→ TASK PROMPT: Restate all of the entries verbatim.

───

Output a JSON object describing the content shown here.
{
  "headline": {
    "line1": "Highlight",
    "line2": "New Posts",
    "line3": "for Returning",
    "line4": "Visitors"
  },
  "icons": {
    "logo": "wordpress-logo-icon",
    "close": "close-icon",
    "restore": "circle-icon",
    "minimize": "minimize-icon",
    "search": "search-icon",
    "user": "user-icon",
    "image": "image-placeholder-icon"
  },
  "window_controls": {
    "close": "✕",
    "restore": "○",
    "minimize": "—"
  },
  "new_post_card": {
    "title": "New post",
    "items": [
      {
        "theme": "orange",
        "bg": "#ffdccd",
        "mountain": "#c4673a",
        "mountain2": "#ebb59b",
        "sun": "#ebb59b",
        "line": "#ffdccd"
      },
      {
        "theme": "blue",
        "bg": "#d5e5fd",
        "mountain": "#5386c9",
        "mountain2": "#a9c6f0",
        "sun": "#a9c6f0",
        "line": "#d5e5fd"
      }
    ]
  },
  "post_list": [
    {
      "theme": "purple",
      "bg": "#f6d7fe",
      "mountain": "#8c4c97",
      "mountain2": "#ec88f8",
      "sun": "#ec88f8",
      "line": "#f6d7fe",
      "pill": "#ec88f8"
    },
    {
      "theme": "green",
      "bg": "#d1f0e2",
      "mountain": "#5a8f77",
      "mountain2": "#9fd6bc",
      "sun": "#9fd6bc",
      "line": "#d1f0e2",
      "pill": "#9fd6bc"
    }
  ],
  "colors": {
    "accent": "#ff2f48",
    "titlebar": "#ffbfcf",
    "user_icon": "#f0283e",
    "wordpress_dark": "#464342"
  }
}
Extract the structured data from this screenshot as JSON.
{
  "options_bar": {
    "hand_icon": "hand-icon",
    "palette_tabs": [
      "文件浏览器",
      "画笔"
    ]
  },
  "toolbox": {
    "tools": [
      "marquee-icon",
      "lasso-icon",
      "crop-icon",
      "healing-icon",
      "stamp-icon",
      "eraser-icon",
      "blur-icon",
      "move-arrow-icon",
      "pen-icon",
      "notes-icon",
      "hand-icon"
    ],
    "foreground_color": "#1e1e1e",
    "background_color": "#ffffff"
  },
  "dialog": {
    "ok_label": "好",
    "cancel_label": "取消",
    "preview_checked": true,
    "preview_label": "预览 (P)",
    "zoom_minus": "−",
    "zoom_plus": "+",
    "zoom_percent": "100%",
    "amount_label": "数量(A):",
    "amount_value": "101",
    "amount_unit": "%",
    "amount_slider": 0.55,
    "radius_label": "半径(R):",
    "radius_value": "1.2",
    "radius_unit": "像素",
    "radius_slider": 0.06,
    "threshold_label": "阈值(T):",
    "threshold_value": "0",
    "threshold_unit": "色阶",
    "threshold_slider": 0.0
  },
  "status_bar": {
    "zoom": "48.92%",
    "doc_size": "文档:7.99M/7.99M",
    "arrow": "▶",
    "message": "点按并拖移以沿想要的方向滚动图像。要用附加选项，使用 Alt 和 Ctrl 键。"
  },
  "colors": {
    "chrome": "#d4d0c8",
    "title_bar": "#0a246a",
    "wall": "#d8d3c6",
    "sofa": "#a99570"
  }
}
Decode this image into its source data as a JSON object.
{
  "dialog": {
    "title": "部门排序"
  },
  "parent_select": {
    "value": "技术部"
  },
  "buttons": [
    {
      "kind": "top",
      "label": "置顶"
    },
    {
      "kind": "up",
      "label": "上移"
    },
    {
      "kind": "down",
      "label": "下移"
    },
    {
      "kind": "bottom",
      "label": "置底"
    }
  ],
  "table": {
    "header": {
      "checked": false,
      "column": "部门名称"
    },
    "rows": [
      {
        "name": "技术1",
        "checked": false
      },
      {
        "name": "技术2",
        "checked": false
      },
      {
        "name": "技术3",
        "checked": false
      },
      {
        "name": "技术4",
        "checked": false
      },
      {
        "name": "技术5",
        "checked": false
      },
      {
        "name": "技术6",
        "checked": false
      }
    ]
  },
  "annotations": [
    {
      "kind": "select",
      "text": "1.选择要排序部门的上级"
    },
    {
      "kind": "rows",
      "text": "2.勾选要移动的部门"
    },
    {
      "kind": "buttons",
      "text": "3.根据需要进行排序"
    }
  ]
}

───

→ TASK RESPONSE:
Output a JSON object describing the content shown here.
{
  "headline": {
    "line1": "Highlight",
    "line2": "New Posts",
    "line3": "for Returning",
    "line4": "Visitors"
  },
  "icons": {
    "logo": "wordpress-logo-icon",
    "close": "close-icon",
    "restore": "circle-icon",
    "minimize": "minimize-icon",
    "search": "search-icon",
    "user": "user-icon",
    "image": "image-placeholder-icon"
  },
  "window_controls": {
    "close": "✕",
    "restore": "○",
    "minimize": "—"
  },
  "new_post_card": {
    "title": "New post",
    "items": [
      {
        "theme": "orange",
        "bg": "#ffdccd",
        "mountain": "#c4673a",
        "mountain2": "#ebb59b",
        "sun": "#ebb59b",
        "line": "#ffdccd"
      },
      {
        "theme": "blue",
        "bg": "#d5e5fd",
        "mountain": "#5386c9",
        "mountain2": "#a9c6f0",
        "sun": "#a9c6f0",
        "line": "#d5e5fd"
      }
    ]
  },
  "post_list": [
    {
      "theme": "purple",
      "bg": "#f6d7fe",
      "mountain": "#8c4c97",
      "mountain2": "#ec88f8",
      "sun": "#ec88f8",
      "line": "#f6d7fe",
      "pill": "#ec88f8"
    },
    {
      "theme": "green",
      "bg": "#d1f0e2",
      "mountain": "#5a8f77",
      "mountain2": "#9fd6bc",
      "sun": "#9fd6bc",
      "line": "#d1f0e2",
      "pill": "#9fd6bc"
    }
  ],
  "colors": {
    "accent": "#ff2f48",
    "titlebar": "#ffbfcf",
    "user_icon": "#f0283e",
    "wordpress_dark": "#464342"
  }
}
Extract the structured data from this screenshot as JSON.
{
  "options_bar": {
    "hand_icon": "hand-icon",
    "palette_tabs": [
      "文件浏览器",
      "画笔"
    ]
  },
  "toolbox": {
    "tools": [
      "marquee-icon",
      "lasso-icon",
      "crop-icon",
      "healing-icon",
      "stamp-icon",
      "eraser-icon",
      "blur-icon",
      "move-arrow-icon",
      "pen-icon",
      "notes-icon",
      "hand-icon"
    ],
    "foreground_color": "#1e1e1e",
    "background_color": "#ffffff"
  },
  "dialog": {
    "ok_label": "好",
    "cancel_label": "取消",
    "preview_checked": true,
    "preview_label": "预览 (P)",
    "zoom_minus": "−",
    "zoom_plus": "+",
    "zoom_percent": "100%",
    "amount_label": "数量(A):",
    "amount_value": "101",
    "amount_unit": "%",
    "amount_slider": 0.55,
    "radius_label": "半径(R):",
    "radius_value": "1.2",
    "radius_unit": "像素",
    "radius_slider": 0.06,
    "threshold_label": "阈值(T):",
    "threshold_value": "0",
    "threshold_unit": "色阶",
    "threshold_slider": 0.0
  },
  "status_bar": {
    "zoom": "48.92%",
    "doc_size": "文档:7.99M/7.99M",
    "arrow": "▶",
    "message": "点按并拖移以沿想要的方向滚动图像。要用附加选项，使用 Alt 和 Ctrl 键。"
  },
  "colors": {
    "chrome": "#d4d0c8",
    "title_bar": "#0a246a",
    "wall": "#d8d3c6",
    "sofa": "#a99570"
  }
}
Decode this image into its source data as a JSON object.
{
  "dialog": {
    "title": "部门排序"
  },
  "parent_select": {
    "value": "技术部"
  },
  "buttons": [
    {
      "kind": "top",
      "label": "置顶"
    },
    {
      "kind": "up",
      "label": "上移"
    },
    {
      "kind": "down",
      "label": "下移"
    },
    {
      "kind": "bottom",
      "label": "置底"
    }
  ],
  "table": {
    "header": {
      "checked": false,
      "column": "部门名称"
    },
    "rows": [
      {
        "name": "技术1",
        "checked": false
      },
      {
        "name": "技术2",
        "checked": false
      },
      {
        "name": "技术3",
        "checked": false
      },
      {
        "name": "技术4",
        "checked": false
      },
      {
        "name": "技术5",
        "checked": false
      },
      {
        "name": "技术6",
        "checked": false
      }
    ]
  },
  "annotations": [
    {
      "kind": "select",
      "text": "1.选择要排序部门的上级"
    },
    {
      "kind": "rows",
      "text": "2.勾选要移动的部门"
    },
    {
      "kind": "buttons",
      "text": "3.根据需要进行排序"
    }
  ]
}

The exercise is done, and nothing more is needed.